(Beginning of RECORDS PROVIDED)

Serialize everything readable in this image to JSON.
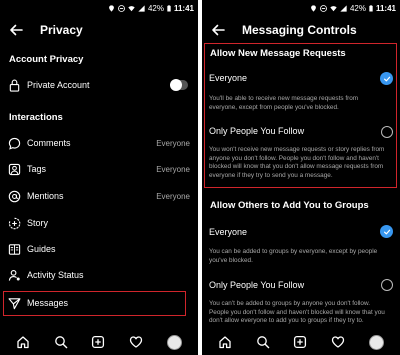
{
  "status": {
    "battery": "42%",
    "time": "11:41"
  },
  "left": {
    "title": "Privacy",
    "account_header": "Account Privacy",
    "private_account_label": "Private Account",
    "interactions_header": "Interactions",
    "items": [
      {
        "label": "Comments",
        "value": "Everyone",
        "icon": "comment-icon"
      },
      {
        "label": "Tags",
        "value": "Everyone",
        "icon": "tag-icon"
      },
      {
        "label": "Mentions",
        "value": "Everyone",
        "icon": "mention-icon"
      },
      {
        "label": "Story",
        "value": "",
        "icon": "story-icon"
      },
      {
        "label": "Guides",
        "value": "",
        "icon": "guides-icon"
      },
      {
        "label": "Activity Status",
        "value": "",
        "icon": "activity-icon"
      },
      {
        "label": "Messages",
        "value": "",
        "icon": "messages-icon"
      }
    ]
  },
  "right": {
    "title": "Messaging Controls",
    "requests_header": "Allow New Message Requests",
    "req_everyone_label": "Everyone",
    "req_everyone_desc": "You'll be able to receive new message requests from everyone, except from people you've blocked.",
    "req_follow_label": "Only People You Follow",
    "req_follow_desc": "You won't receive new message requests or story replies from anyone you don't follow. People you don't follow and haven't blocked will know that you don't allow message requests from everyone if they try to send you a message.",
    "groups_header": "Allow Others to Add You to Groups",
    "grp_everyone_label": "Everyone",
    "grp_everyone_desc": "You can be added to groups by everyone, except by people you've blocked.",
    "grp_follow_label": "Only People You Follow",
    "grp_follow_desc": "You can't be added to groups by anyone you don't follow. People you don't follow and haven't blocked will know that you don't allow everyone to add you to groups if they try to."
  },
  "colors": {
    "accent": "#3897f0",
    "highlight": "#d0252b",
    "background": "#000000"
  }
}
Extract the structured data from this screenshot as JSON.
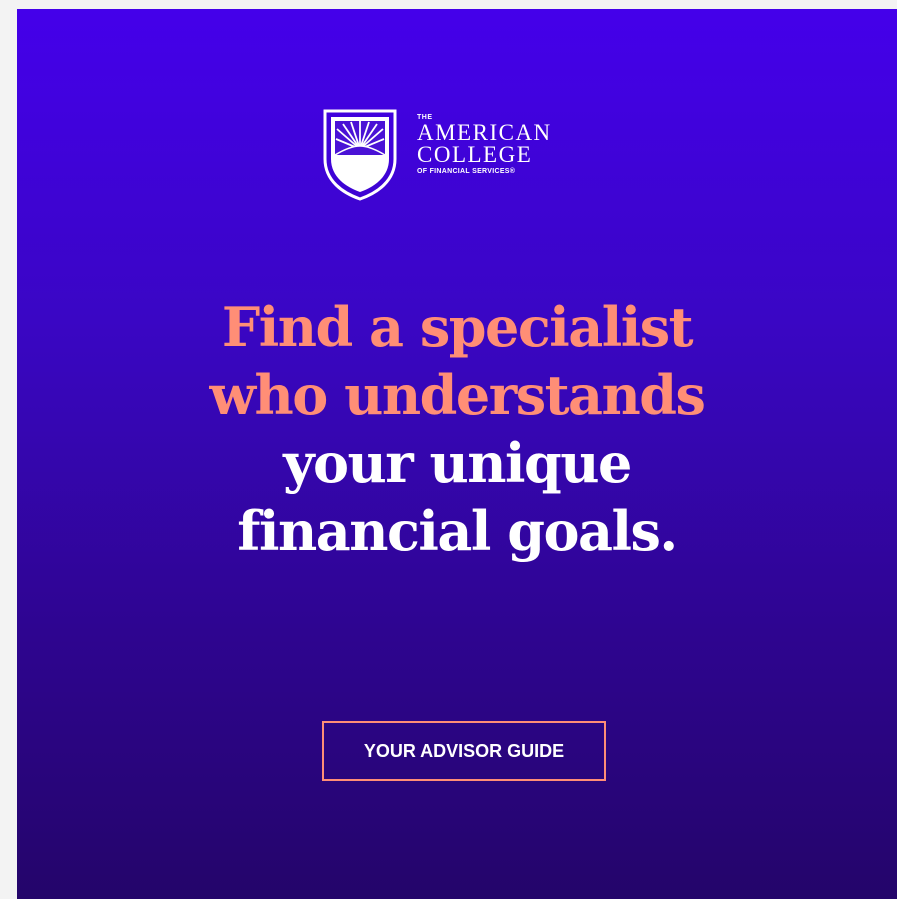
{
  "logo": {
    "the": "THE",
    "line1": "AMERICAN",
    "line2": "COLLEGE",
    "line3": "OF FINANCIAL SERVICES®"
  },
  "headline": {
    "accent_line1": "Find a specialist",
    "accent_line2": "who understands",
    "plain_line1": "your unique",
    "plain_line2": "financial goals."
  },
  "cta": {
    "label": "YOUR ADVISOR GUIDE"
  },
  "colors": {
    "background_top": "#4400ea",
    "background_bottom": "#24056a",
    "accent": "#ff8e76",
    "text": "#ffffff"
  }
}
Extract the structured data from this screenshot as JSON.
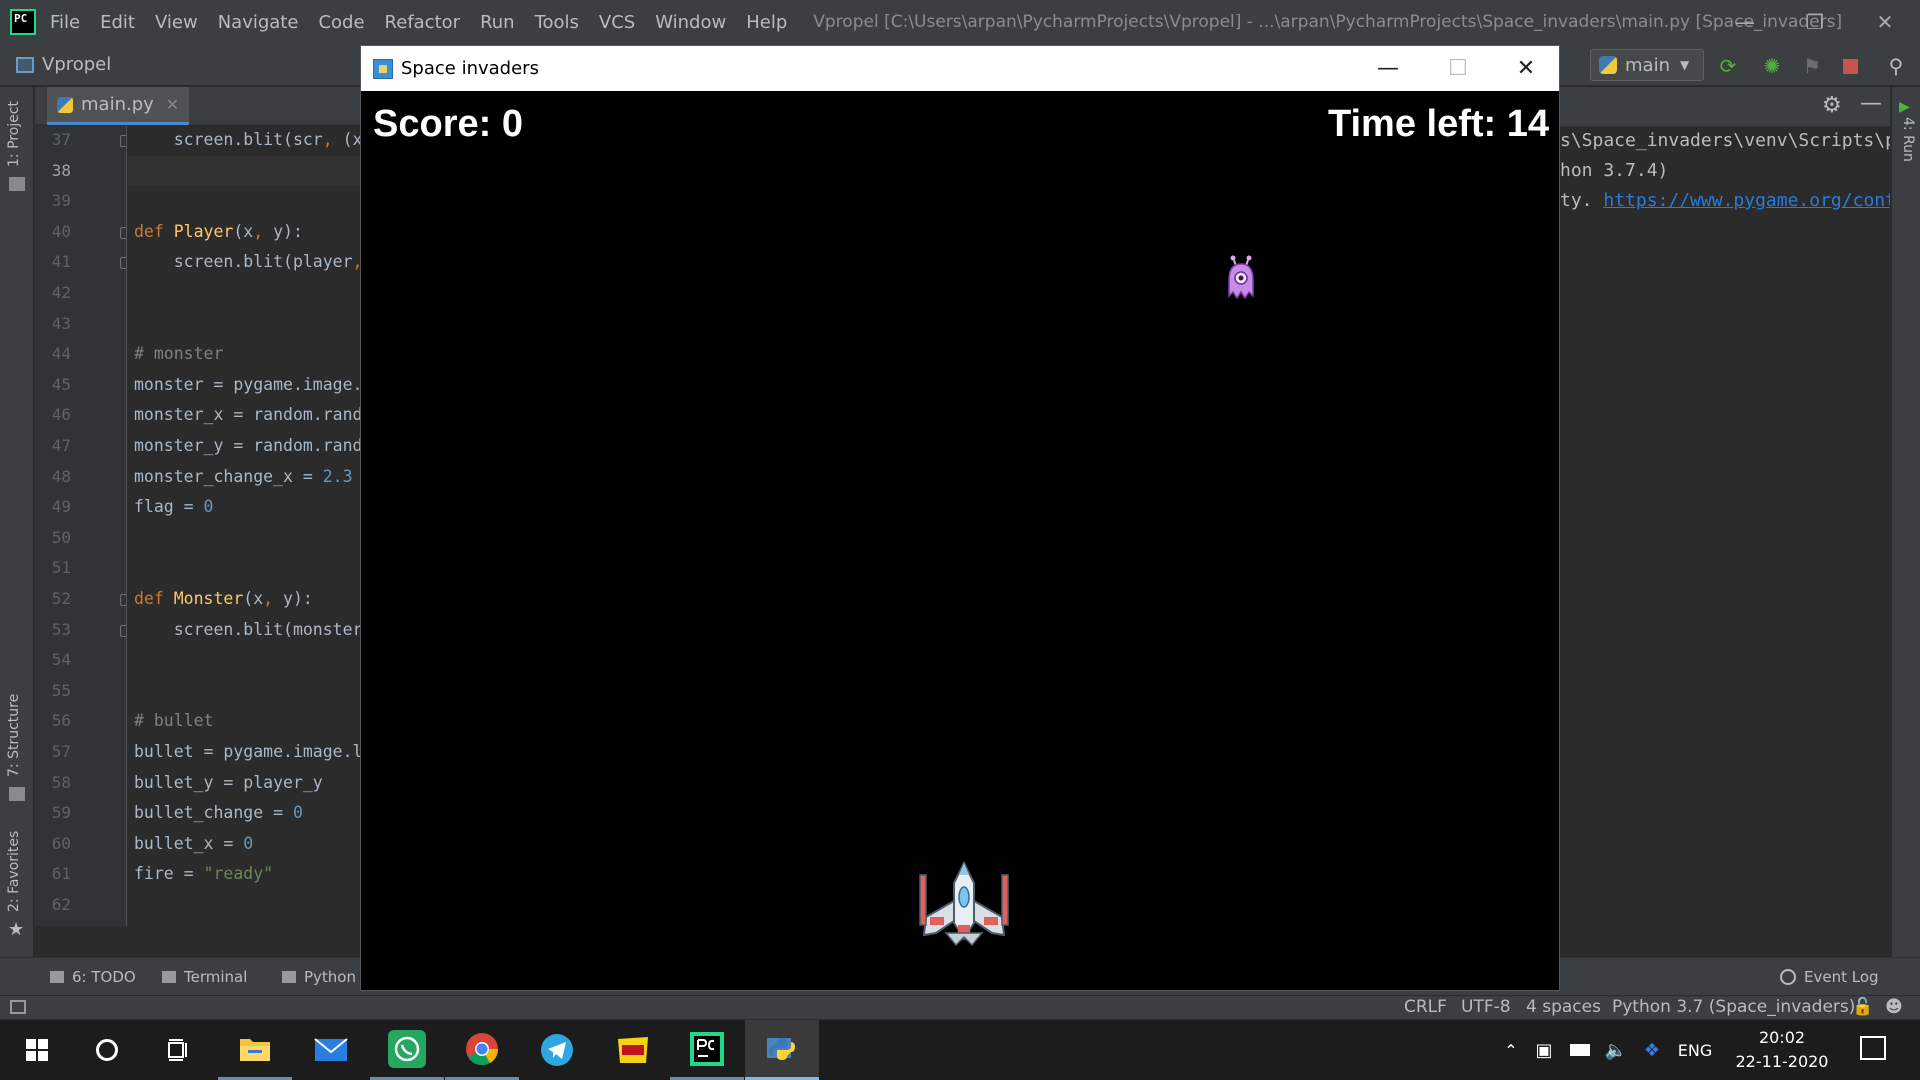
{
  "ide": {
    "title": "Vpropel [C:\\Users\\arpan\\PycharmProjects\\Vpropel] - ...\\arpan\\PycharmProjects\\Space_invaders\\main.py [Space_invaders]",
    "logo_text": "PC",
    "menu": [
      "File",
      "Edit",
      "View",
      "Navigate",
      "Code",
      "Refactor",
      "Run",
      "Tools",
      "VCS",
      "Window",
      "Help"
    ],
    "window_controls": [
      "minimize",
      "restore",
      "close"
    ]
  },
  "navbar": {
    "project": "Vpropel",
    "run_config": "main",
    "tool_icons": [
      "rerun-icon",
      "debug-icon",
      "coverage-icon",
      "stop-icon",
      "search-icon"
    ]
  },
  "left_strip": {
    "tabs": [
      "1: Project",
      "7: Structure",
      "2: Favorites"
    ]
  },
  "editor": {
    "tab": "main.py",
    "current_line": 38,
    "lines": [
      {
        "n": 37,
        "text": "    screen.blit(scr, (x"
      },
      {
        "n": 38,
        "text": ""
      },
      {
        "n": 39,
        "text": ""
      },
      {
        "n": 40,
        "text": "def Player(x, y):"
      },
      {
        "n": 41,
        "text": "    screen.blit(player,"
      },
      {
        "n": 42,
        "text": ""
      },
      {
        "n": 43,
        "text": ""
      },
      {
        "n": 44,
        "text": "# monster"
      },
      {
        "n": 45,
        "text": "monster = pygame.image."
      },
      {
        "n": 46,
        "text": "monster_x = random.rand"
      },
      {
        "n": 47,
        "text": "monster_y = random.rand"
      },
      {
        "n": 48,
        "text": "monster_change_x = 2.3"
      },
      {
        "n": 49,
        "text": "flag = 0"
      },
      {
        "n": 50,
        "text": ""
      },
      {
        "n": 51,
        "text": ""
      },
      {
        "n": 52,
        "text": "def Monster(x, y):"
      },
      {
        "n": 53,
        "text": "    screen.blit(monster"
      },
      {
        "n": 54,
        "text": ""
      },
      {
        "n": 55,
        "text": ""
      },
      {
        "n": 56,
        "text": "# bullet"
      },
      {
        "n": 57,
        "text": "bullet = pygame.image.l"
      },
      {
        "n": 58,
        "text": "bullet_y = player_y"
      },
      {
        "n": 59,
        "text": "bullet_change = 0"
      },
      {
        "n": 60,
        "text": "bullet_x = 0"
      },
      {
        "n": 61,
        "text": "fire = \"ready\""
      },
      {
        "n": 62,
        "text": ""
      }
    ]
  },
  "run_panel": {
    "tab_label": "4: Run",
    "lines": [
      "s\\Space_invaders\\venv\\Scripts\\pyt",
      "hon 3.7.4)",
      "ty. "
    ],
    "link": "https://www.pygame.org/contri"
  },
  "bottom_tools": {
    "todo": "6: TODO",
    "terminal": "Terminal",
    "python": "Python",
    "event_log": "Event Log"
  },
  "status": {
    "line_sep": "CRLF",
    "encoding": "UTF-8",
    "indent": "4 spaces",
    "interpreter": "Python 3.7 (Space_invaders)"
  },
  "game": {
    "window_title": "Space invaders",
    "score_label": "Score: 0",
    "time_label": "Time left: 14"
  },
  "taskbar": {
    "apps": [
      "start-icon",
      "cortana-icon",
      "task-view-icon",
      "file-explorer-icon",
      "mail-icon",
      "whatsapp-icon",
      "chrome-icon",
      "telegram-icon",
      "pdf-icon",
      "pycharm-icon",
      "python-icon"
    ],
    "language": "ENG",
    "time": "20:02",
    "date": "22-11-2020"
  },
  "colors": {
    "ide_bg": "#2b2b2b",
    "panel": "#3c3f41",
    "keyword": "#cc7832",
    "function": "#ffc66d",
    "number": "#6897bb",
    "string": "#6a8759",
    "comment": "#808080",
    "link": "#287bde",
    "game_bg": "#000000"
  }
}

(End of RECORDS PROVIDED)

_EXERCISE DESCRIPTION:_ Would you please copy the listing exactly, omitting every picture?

_RESPONSE FOR THIS EXERCISE:_
Serialize everything readable in this image to JSON.
{
  "status": {
    "battery": "42%",
    "time": "11:41"
  },
  "left": {
    "title": "Privacy",
    "account_header": "Account Privacy",
    "private_account_label": "Private Account",
    "interactions_header": "Interactions",
    "items": [
      {
        "label": "Comments",
        "value": "Everyone",
        "icon": "comment-icon"
      },
      {
        "label": "Tags",
        "value": "Everyone",
        "icon": "tag-icon"
      },
      {
        "label": "Mentions",
        "value": "Everyone",
        "icon": "mention-icon"
      },
      {
        "label": "Story",
        "value": "",
        "icon": "story-icon"
      },
      {
        "label": "Guides",
        "value": "",
        "icon": "guides-icon"
      },
      {
        "label": "Activity Status",
        "value": "",
        "icon": "activity-icon"
      },
      {
        "label": "Messages",
        "value": "",
        "icon": "messages-icon"
      }
    ]
  },
  "right": {
    "title": "Messaging Controls",
    "requests_header": "Allow New Message Requests",
    "req_everyone_label": "Everyone",
    "req_everyone_desc": "You'll be able to receive new message requests from everyone, except from people you've blocked.",
    "req_follow_label": "Only People You Follow",
    "req_follow_desc": "You won't receive new message requests or story replies from anyone you don't follow. People you don't follow and haven't blocked will know that you don't allow message requests from everyone if they try to send you a message.",
    "groups_header": "Allow Others to Add You to Groups",
    "grp_everyone_label": "Everyone",
    "grp_everyone_desc": "You can be added to groups by everyone, except by people you've blocked.",
    "grp_follow_label": "Only People You Follow",
    "grp_follow_desc": "You can't be added to groups by anyone you don't follow. People you don't follow and haven't blocked will know that you don't allow everyone to add you to groups if they try to."
  },
  "colors": {
    "accent": "#3897f0",
    "highlight": "#d0252b",
    "background": "#000000"
  }
}
Extract the structured data from this screenshot as JSON.
{
  "logo": {
    "the": "THE",
    "line1": "AMERICAN",
    "line2": "COLLEGE",
    "line3": "OF FINANCIAL SERVICES®"
  },
  "headline": {
    "accent_line1": "Find a specialist",
    "accent_line2": "who understands",
    "plain_line1": "your unique",
    "plain_line2": "financial goals."
  },
  "cta": {
    "label": "YOUR ADVISOR GUIDE"
  },
  "colors": {
    "background_top": "#4400ea",
    "background_bottom": "#24056a",
    "accent": "#ff8e76",
    "text": "#ffffff"
  }
}
Extract the structured data from this screenshot as JSON.
{
  "ide": {
    "title": "Vpropel [C:\\Users\\arpan\\PycharmProjects\\Vpropel] - ...\\arpan\\PycharmProjects\\Space_invaders\\main.py [Space_invaders]",
    "logo_text": "PC",
    "menu": [
      "File",
      "Edit",
      "View",
      "Navigate",
      "Code",
      "Refactor",
      "Run",
      "Tools",
      "VCS",
      "Window",
      "Help"
    ],
    "window_controls": [
      "minimize",
      "restore",
      "close"
    ]
  },
  "navbar": {
    "project": "Vpropel",
    "run_config": "main",
    "tool_icons": [
      "rerun-icon",
      "debug-icon",
      "coverage-icon",
      "stop-icon",
      "search-icon"
    ]
  },
  "left_strip": {
    "tabs": [
      "1: Project",
      "7: Structure",
      "2: Favorites"
    ]
  },
  "editor": {
    "tab": "main.py",
    "current_line": 38,
    "lines": [
      {
        "n": 37,
        "text": "    screen.blit(scr, (x"
      },
      {
        "n": 38,
        "text": ""
      },
      {
        "n": 39,
        "text": ""
      },
      {
        "n": 40,
        "text": "def Player(x, y):"
      },
      {
        "n": 41,
        "text": "    screen.blit(player,"
      },
      {
        "n": 42,
        "text": ""
      },
      {
        "n": 43,
        "text": ""
      },
      {
        "n": 44,
        "text": "# monster"
      },
      {
        "n": 45,
        "text": "monster = pygame.image."
      },
      {
        "n": 46,
        "text": "monster_x = random.rand"
      },
      {
        "n": 47,
        "text": "monster_y = random.rand"
      },
      {
        "n": 48,
        "text": "monster_change_x = 2.3"
      },
      {
        "n": 49,
        "text": "flag = 0"
      },
      {
        "n": 50,
        "text": ""
      },
      {
        "n": 51,
        "text": ""
      },
      {
        "n": 52,
        "text": "def Monster(x, y):"
      },
      {
        "n": 53,
        "text": "    screen.blit(monster"
      },
      {
        "n": 54,
        "text": ""
      },
      {
        "n": 55,
        "text": ""
      },
      {
        "n": 56,
        "text": "# bullet"
      },
      {
        "n": 57,
        "text": "bullet = pygame.image.l"
      },
      {
        "n": 58,
        "text": "bullet_y = player_y"
      },
      {
        "n": 59,
        "text": "bullet_change = 0"
      },
      {
        "n": 60,
        "text": "bullet_x = 0"
      },
      {
        "n": 61,
        "text": "fire = \"ready\""
      },
      {
        "n": 62,
        "text": ""
      }
    ]
  },
  "run_panel": {
    "tab_label": "4: Run",
    "lines": [
      "s\\Space_invaders\\venv\\Scripts\\pyt",
      "hon 3.7.4)",
      "ty. "
    ],
    "link": "https://www.pygame.org/contri"
  },
  "bottom_tools": {
    "todo": "6: TODO",
    "terminal": "Terminal",
    "python": "Python",
    "event_log": "Event Log"
  },
  "status": {
    "line_sep": "CRLF",
    "encoding": "UTF-8",
    "indent": "4 spaces",
    "interpreter": "Python 3.7 (Space_invaders)"
  },
  "game": {
    "window_title": "Space invaders",
    "score_label": "Score: 0",
    "time_label": "Time left: 14"
  },
  "taskbar": {
    "apps": [
      "start-icon",
      "cortana-icon",
      "task-view-icon",
      "file-explorer-icon",
      "mail-icon",
      "whatsapp-icon",
      "chrome-icon",
      "telegram-icon",
      "pdf-icon",
      "pycharm-icon",
      "python-icon"
    ],
    "language": "ENG",
    "time": "20:02",
    "date": "22-11-2020"
  },
  "colors": {
    "ide_bg": "#2b2b2b",
    "panel": "#3c3f41",
    "keyword": "#cc7832",
    "function": "#ffc66d",
    "number": "#6897bb",
    "string": "#6a8759",
    "comment": "#808080",
    "link": "#287bde",
    "game_bg": "#000000"
  }
}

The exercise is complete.